Weaknesses of the instrument include limited availability of psychometric properties as well as few studies using random sampling when testing the instrument. Likewise, the majority of the research samples took place among countries outside of the United States, decreasing generalizability and creating possible cultural and language concerns. Generalizability is also limited based on the large number of students who completed the ADMQ in nested education settings, with few among such populations as those who might have chosen to drop out of school or take another life course. Other limitations include the actual literature available related to the ADMQ. Several unpublished manuscripts involving the ADMQ were cited in many articles, and thus not accessible for this review. It is possible that valuable information related to the ADMQ is included in those articles that might have affected the outcome of the review.
The cost of the ADMQ is minimal, available through the author, and the revised ADMQ is included in the original publication.16 Costs of implementation of the instrument are small and would be related to study design issues, such as incentives and administration time, though minimal for 30 items. Additional time and costs might be associated with testing the additional psychometric properties. In the literature, there are no required conditions for administration of the ADMQ. A scoring sheet accompanies the tool that is clear and concise. Each item is scored from 0 to 3; several items are reverse scored. Training for administrators is minimal. Finally, there is no required security of instrument above usual practices of scientific integrity. Additionally, the readability and language of the ADMQ in English appears to be appropriate for adolescents.

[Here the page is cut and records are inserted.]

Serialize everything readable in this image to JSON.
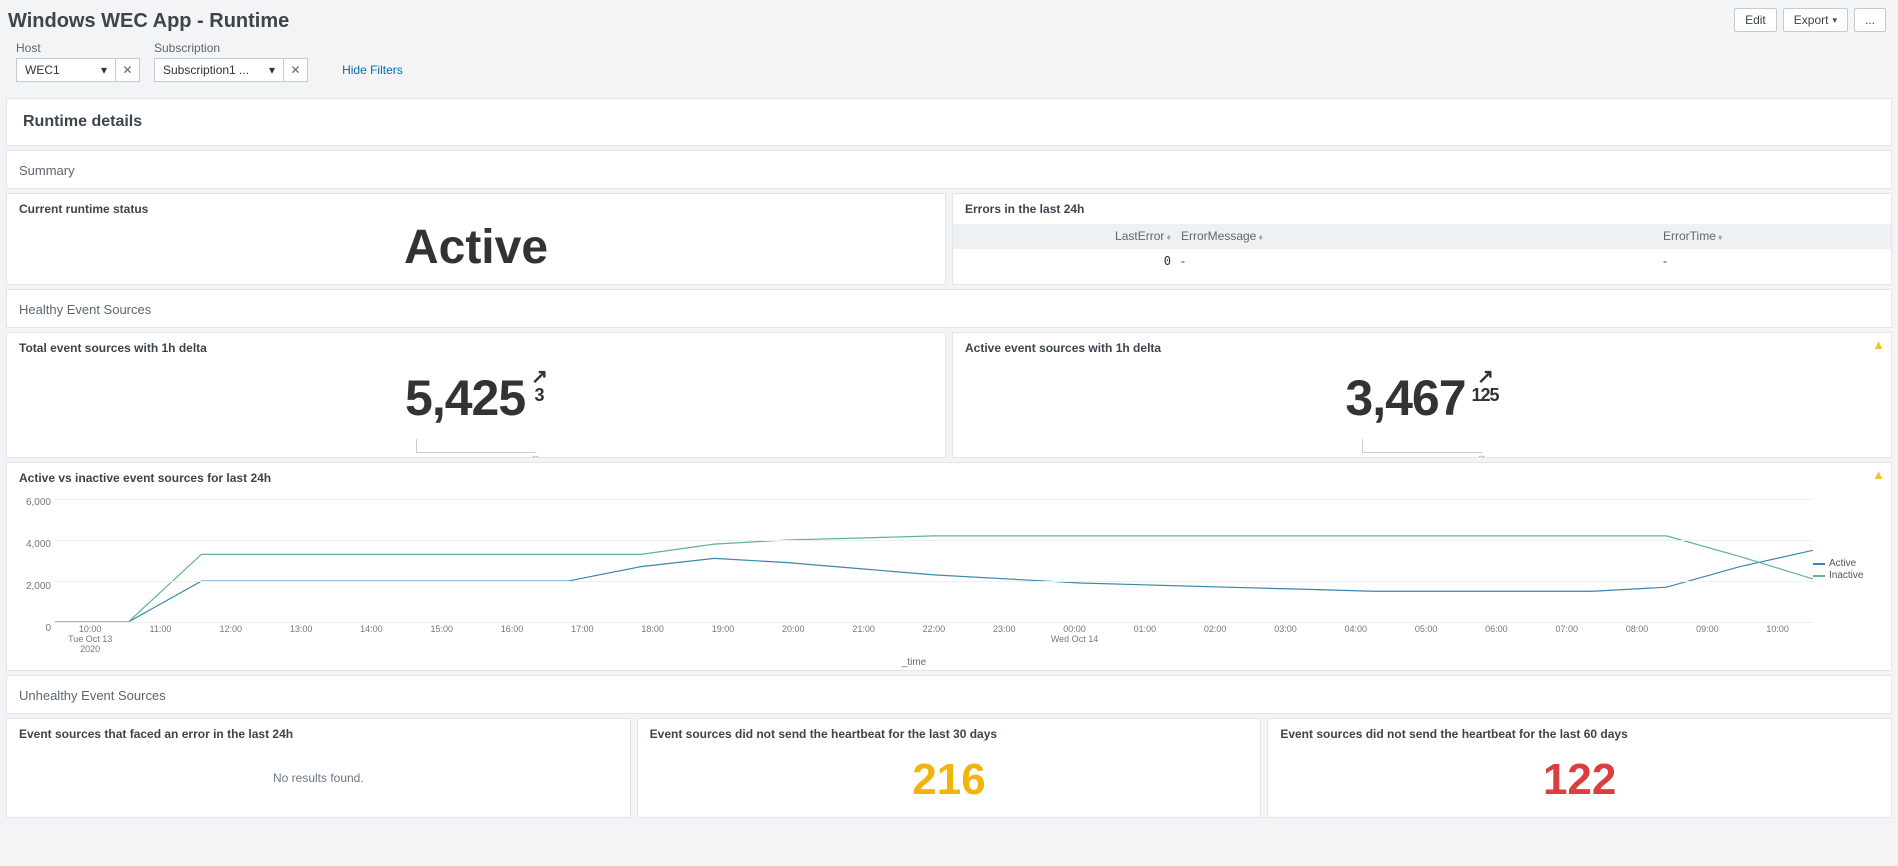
{
  "header": {
    "title": "Windows WEC App - Runtime",
    "edit": "Edit",
    "export": "Export",
    "more": "..."
  },
  "filters": {
    "host": {
      "label": "Host",
      "value": "WEC1"
    },
    "subscription": {
      "label": "Subscription",
      "value": "Subscription1 ..."
    },
    "hide": "Hide Filters"
  },
  "sections": {
    "runtime_details": "Runtime details",
    "summary": "Summary",
    "healthy": "Healthy Event Sources",
    "unhealthy": "Unhealthy Event Sources"
  },
  "cards": {
    "status": {
      "title": "Current runtime status",
      "value": "Active"
    },
    "errors24h": {
      "title": "Errors in the last 24h",
      "cols": {
        "last_error": "LastError",
        "message": "ErrorMessage",
        "time": "ErrorTime"
      },
      "rows": [
        {
          "last_error": "0",
          "message": "-",
          "time": "-"
        }
      ]
    },
    "total_sources": {
      "title": "Total event sources with 1h delta",
      "value": "5,425",
      "delta": "3"
    },
    "active_sources": {
      "title": "Active event sources with 1h delta",
      "value": "3,467",
      "delta": "125"
    },
    "err_24h_sources": {
      "title": "Event sources that faced an error in the last 24h",
      "no_results": "No results found."
    },
    "hb30": {
      "title": "Event sources did not send the heartbeat for the last 30 days",
      "value": "216"
    },
    "hb60": {
      "title": "Event sources did not send the heartbeat for the last 60 days",
      "value": "122"
    }
  },
  "chart": {
    "title": "Active vs inactive event sources for last 24h",
    "xlabel": "_time",
    "legend": {
      "active": "Active",
      "inactive": "Inactive"
    },
    "colors": {
      "active": "#3a87ad",
      "inactive": "#5fb29a"
    }
  },
  "chart_data": {
    "type": "line",
    "xlabel": "_time",
    "ylabel": "",
    "ylim": [
      0,
      6000
    ],
    "y_ticks": [
      "6,000",
      "4,000",
      "2,000",
      "0"
    ],
    "x_ticks": [
      {
        "t": "10:00",
        "sub": "Tue Oct 13",
        "sub2": "2020"
      },
      {
        "t": "11:00"
      },
      {
        "t": "12:00"
      },
      {
        "t": "13:00"
      },
      {
        "t": "14:00"
      },
      {
        "t": "15:00"
      },
      {
        "t": "16:00"
      },
      {
        "t": "17:00"
      },
      {
        "t": "18:00"
      },
      {
        "t": "19:00"
      },
      {
        "t": "20:00"
      },
      {
        "t": "21:00"
      },
      {
        "t": "22:00"
      },
      {
        "t": "23:00"
      },
      {
        "t": "00:00",
        "sub": "Wed Oct 14"
      },
      {
        "t": "01:00"
      },
      {
        "t": "02:00"
      },
      {
        "t": "03:00"
      },
      {
        "t": "04:00"
      },
      {
        "t": "05:00"
      },
      {
        "t": "06:00"
      },
      {
        "t": "07:00"
      },
      {
        "t": "08:00"
      },
      {
        "t": "09:00"
      },
      {
        "t": "10:00"
      }
    ],
    "series": [
      {
        "name": "Active",
        "color": "#3a87ad",
        "values": [
          0,
          0,
          2000,
          2000,
          2000,
          2000,
          2000,
          2000,
          2700,
          3100,
          2900,
          2600,
          2300,
          2100,
          1900,
          1800,
          1700,
          1600,
          1500,
          1500,
          1500,
          1500,
          1700,
          2700,
          3500
        ]
      },
      {
        "name": "Inactive",
        "color": "#5fb29a",
        "values": [
          0,
          0,
          3300,
          3300,
          3300,
          3300,
          3300,
          3300,
          3300,
          3800,
          4000,
          4100,
          4200,
          4200,
          4200,
          4200,
          4200,
          4200,
          4200,
          4200,
          4200,
          4200,
          4200,
          3200,
          2100
        ]
      }
    ]
  }
}
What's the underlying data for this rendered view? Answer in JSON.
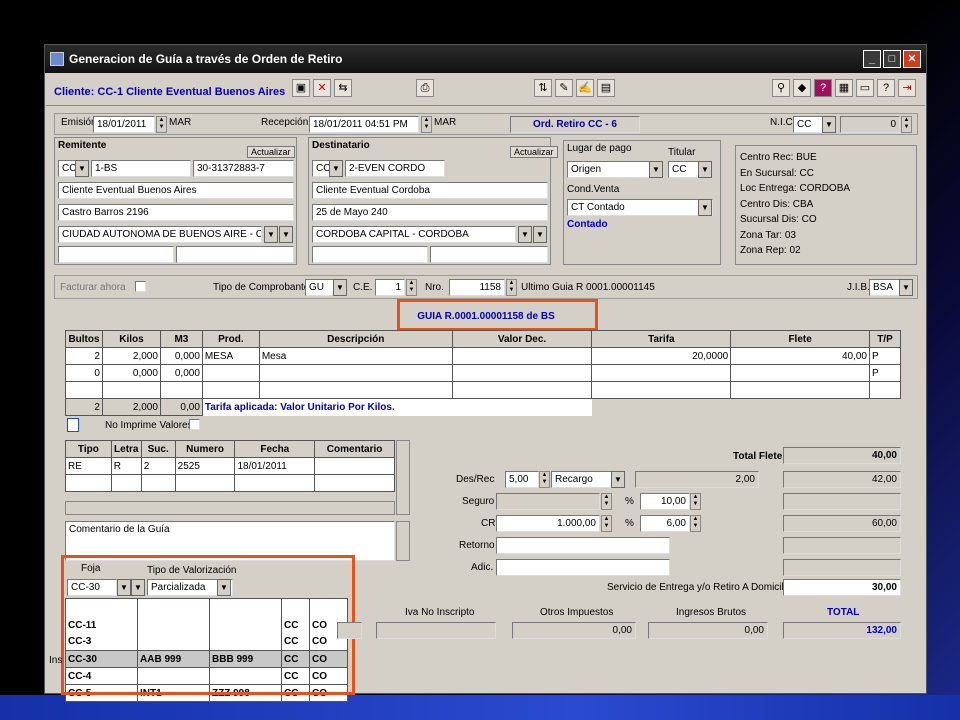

The ADMQ is a useful instrument for many populations of adolescents. Scoring of the ADMQ is clear and concise. The instrument is scored on a Likert scale with ranges for each question from 0 to 3 with highest possible total score accumulating to 90 points for the total instrument. While cut-scores are not established, concepts are clearly delineated. Items on the ADMQ specifically measure each concept. Decision-making self-esteem, vigilance, complacency, and panic are each measured by six individual items with a summative range of 0 to 18. Cop out, which is divided into three categories, has two items that measure each subcategory with a summative range of 0 to 6, and an overall summative range of 0 to 18. Means and standard deviations are reported among the majority of studies. Higher scores related to decision-making self-esteem and vigilance are associated with adaptive coping styles, while higher scores on complacency, panic, and cop out are associated with maladaptive coping styles. Sensitivity and specificity are not determined for the ADMQ, but further research may provide this information.
While the ADMQ provides information to advance the science of adolescent decision-making, there remain some limitations to the use of the tool. Unpublished works may hold the key to the unanswered questions related to the psychometric properties associated with the ADMQ. Although there are limitations, the strengths of the instrument support its use to help to delineate adolescent decision-making behaviors and coping styles and offer opportunity to enhance decision-making for this population.